_The task_
Please read the records below and return each line holding the string "Default".

_Data provided_

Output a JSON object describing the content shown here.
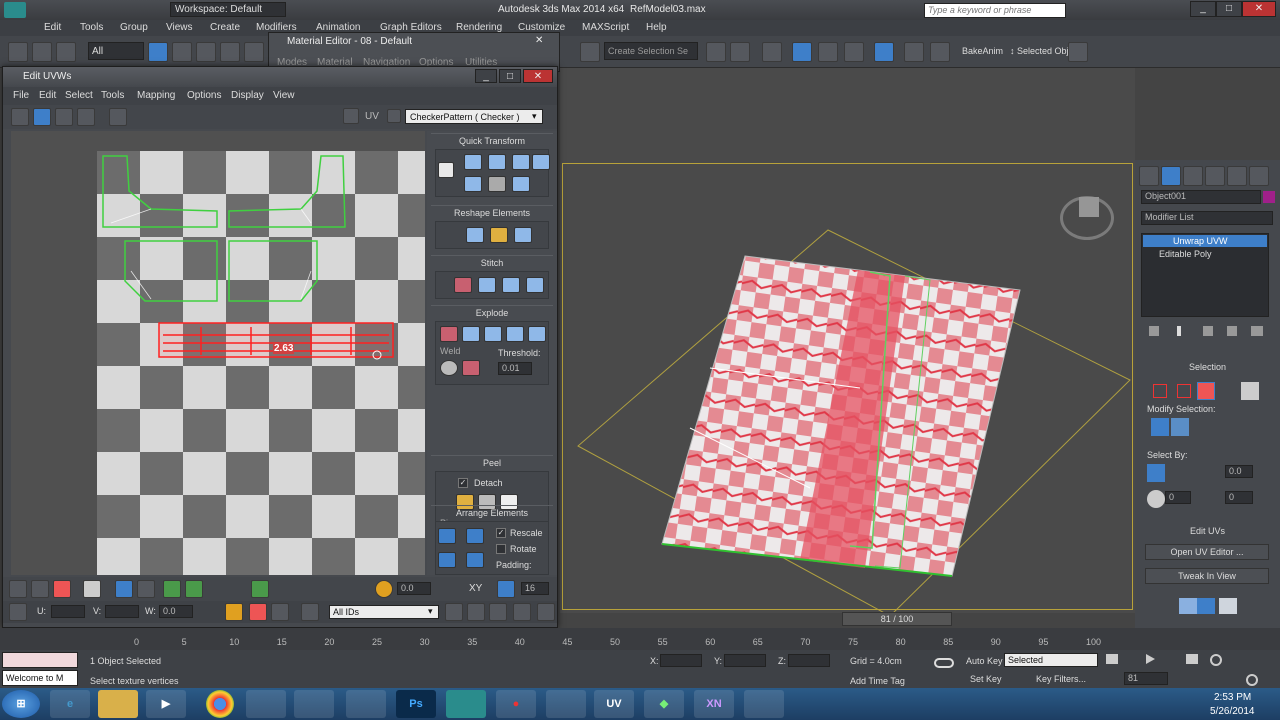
{
  "app": {
    "title": "Autodesk 3ds Max 2014 x64",
    "file": "RefModel03.max",
    "workspace": "Workspace: Default",
    "search_placeholder": "Type a keyword or phrase"
  },
  "main_menu": [
    "Edit",
    "Tools",
    "Group",
    "Views",
    "Create",
    "Modifiers",
    "Animation",
    "Graph Editors",
    "Rendering",
    "Customize",
    "MAXScript",
    "Help"
  ],
  "main_toolbar": {
    "filter": "All",
    "selection_set_placeholder": "Create Selection Se",
    "bake_anim": "BakeAnim",
    "selected_obj": "↕ Selected Obj"
  },
  "material_editor": {
    "title": "Material Editor - 08 - Default",
    "menu": [
      "Modes",
      "Material",
      "Navigation",
      "Options",
      "Utilities"
    ]
  },
  "uv_editor": {
    "title": "Edit UVWs",
    "menu": [
      "File",
      "Edit",
      "Select",
      "Tools",
      "Mapping",
      "Options",
      "Display",
      "View"
    ],
    "uv_label": "UV",
    "map_select": "CheckerPattern  ( Checker )",
    "dimension_label": "2.63",
    "panels": {
      "quick_transform": "Quick Transform",
      "reshape": "Reshape Elements",
      "stitch": "Stitch",
      "explode": "Explode",
      "weld": "Weld",
      "threshold_label": "Threshold:",
      "threshold_value": "0.01",
      "peel": "Peel",
      "detach": "Detach",
      "pins": "Pins:",
      "arrange": "Arrange Elements",
      "rescale": "Rescale",
      "rotate": "Rotate",
      "padding": "Padding:"
    },
    "bottom": {
      "u_label": "U:",
      "v_label": "V:",
      "w_label": "W:",
      "w_value": "0.0",
      "all_ids": "All IDs",
      "zero_value": "0.0",
      "xy_label": "XY",
      "grid_value": "16"
    }
  },
  "command_panel": {
    "object_name": "Object001",
    "object_color": "#a0208a",
    "modifier_list": "Modifier List",
    "stack": [
      "Unwrap UVW",
      "Editable Poly"
    ],
    "selection_title": "Selection",
    "modify_selection": "Modify Selection:",
    "select_by": "Select By:",
    "select_by_value1": "0.0",
    "select_by_value2": "0",
    "select_by_value3": "0",
    "edit_uvs_title": "Edit UVs",
    "open_uv_editor": "Open UV Editor ...",
    "tweak_in_view": "Tweak In View"
  },
  "timeline": {
    "frame": "81 / 100",
    "ticks": [
      "0",
      "5",
      "10",
      "15",
      "20",
      "25",
      "30",
      "35",
      "40",
      "45",
      "50",
      "55",
      "60",
      "65",
      "70",
      "75",
      "80",
      "85",
      "90",
      "95",
      "100"
    ]
  },
  "status": {
    "welcome": "Welcome to M",
    "selected": "1 Object Selected",
    "prompt": "Select texture vertices",
    "x_label": "X:",
    "y_label": "Y:",
    "z_label": "Z:",
    "grid": "Grid = 4.0cm",
    "add_time_tag": "Add Time Tag",
    "auto_key": "Auto Key",
    "set_key": "Set Key",
    "key_mode": "Selected",
    "key_filters": "Key Filters...",
    "current_frame": "81"
  },
  "taskbar": {
    "time": "2:53 PM",
    "date": "5/26/2014",
    "apps": [
      "start",
      "ie",
      "explorer",
      "media",
      "chrome",
      "notepad",
      "folder",
      "max-tool",
      "photoshop",
      "3dsmax",
      "fruit-app",
      "pen-app",
      "uv-app",
      "green-app",
      "xn-app",
      "misc-app"
    ]
  },
  "colors": {
    "accent_blue": "#3e7fc9",
    "uv_selection": "#ff2020",
    "uv_shells": "#40d040",
    "viewport_frame": "#b8a23a"
  }
}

_Task output_
    "workspace": "Workspace: Default",
    "title": "Material Editor - 08 - Default",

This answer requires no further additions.